[WHAT YOU NEED TO DO] Needed from the entries below: every line that holds the word "name".

[Opening DATA EXTRACTS section]

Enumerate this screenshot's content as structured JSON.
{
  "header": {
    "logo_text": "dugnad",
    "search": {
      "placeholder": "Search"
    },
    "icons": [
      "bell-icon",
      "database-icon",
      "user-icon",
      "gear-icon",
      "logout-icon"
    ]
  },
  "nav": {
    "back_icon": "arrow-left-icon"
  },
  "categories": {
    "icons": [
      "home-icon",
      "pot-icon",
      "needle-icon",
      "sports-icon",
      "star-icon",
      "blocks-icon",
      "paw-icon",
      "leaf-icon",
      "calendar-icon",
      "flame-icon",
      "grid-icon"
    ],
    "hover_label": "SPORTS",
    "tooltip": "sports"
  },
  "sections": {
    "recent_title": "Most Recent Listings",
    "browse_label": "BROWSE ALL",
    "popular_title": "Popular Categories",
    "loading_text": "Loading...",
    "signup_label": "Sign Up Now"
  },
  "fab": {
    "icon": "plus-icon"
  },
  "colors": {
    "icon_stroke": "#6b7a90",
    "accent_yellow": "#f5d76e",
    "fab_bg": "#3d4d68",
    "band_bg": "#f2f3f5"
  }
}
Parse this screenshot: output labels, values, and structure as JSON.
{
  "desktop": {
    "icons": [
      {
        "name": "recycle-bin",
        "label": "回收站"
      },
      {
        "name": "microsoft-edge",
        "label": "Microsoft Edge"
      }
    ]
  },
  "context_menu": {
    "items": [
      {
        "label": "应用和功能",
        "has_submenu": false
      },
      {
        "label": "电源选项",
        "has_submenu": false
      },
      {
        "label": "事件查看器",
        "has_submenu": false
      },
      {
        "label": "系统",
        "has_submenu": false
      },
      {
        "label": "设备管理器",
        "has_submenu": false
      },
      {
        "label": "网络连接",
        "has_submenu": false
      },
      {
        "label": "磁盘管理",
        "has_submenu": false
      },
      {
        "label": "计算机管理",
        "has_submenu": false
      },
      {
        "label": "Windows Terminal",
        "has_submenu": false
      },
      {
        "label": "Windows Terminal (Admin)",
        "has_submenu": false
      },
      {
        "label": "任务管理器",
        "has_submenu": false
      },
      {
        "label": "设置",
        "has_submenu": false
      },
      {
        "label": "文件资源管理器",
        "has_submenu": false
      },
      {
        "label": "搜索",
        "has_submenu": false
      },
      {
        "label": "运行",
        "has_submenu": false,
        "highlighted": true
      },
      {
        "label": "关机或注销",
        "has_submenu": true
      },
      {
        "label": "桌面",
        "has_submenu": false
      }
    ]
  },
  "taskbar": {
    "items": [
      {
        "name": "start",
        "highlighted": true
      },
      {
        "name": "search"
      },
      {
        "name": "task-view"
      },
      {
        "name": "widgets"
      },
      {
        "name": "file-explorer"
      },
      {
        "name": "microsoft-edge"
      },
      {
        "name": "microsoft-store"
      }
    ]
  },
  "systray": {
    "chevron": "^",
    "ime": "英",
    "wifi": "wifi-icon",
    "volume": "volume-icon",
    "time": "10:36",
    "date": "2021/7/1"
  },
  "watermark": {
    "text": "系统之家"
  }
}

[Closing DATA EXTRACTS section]

[ANSWER FOR THE TASK]
        "name": "recycle-bin",
        "name": "microsoft-edge",
        "name": "start",
        "name": "search"
        "name": "task-view"
        "name": "widgets"
        "name": "file-explorer"
        "name": "microsoft-edge"
        "name": "microsoft-store"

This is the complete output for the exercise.